> _Task to carry out_:
For each line of the data below, test for "Ethiopian". Report only the number of lines that pass.
────────
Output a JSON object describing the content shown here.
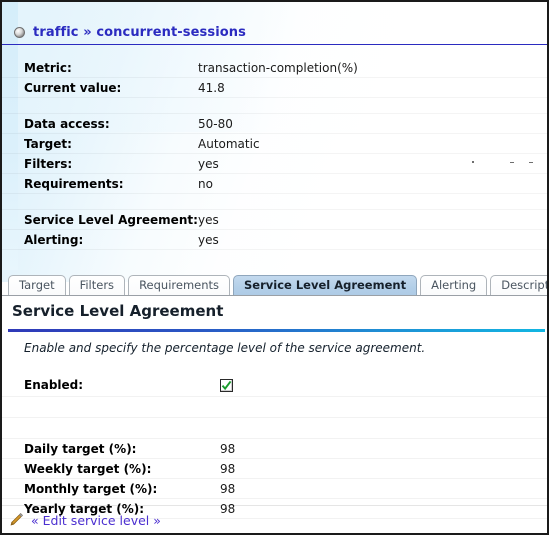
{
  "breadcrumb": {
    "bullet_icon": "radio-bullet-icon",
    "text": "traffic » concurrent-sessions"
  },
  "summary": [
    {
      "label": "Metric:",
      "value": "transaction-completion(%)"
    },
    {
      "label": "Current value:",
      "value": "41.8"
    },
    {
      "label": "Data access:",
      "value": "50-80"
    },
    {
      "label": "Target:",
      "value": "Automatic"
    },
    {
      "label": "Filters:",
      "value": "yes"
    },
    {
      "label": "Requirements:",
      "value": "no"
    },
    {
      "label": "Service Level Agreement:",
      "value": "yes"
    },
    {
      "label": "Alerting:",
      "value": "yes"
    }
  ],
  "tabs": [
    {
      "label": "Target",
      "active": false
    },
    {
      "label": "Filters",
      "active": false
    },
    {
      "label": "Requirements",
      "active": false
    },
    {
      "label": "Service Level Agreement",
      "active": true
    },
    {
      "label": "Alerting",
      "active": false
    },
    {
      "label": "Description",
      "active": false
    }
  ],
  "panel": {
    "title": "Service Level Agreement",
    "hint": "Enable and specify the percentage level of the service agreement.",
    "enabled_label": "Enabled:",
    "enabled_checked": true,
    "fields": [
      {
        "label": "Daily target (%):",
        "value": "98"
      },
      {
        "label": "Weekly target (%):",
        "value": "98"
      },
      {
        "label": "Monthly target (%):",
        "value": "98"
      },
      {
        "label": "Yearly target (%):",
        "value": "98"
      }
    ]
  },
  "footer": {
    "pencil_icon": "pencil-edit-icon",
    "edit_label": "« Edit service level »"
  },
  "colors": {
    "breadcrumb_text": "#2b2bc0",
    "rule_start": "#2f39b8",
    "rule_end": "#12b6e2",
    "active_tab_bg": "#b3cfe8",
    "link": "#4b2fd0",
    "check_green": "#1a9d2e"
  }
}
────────
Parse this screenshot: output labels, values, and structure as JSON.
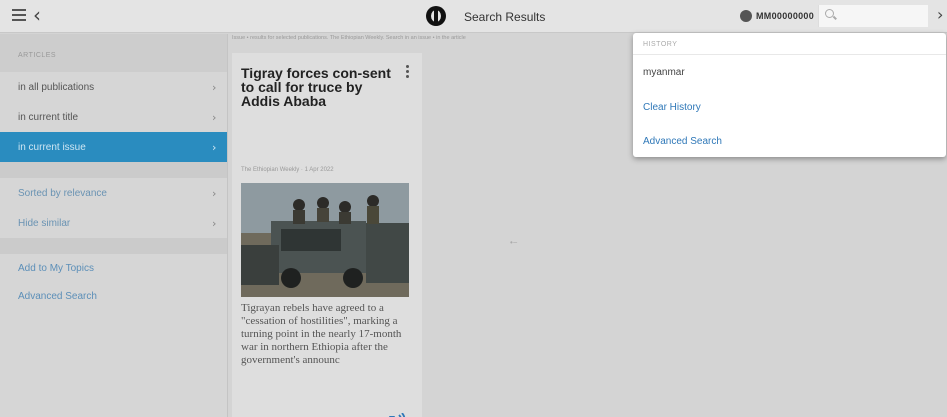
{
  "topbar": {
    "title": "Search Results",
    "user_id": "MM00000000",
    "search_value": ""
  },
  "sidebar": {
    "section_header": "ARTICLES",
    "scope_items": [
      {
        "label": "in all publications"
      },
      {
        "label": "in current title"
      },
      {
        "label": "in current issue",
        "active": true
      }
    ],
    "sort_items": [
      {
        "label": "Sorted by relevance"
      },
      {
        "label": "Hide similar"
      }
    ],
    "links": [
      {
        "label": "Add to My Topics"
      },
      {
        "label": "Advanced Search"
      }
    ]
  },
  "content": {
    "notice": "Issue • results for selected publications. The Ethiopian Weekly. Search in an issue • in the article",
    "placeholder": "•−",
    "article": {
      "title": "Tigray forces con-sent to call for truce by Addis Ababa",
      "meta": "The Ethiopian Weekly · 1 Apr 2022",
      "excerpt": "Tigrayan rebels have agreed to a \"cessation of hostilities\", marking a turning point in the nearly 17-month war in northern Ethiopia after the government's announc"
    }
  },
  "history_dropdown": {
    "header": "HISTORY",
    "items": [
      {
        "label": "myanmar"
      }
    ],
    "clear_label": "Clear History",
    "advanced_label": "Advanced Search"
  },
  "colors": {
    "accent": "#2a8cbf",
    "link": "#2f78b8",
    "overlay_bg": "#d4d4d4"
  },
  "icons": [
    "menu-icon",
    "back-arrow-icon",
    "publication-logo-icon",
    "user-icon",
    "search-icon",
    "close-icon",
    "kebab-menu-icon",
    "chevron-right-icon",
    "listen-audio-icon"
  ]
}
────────
> _Answer section_:
2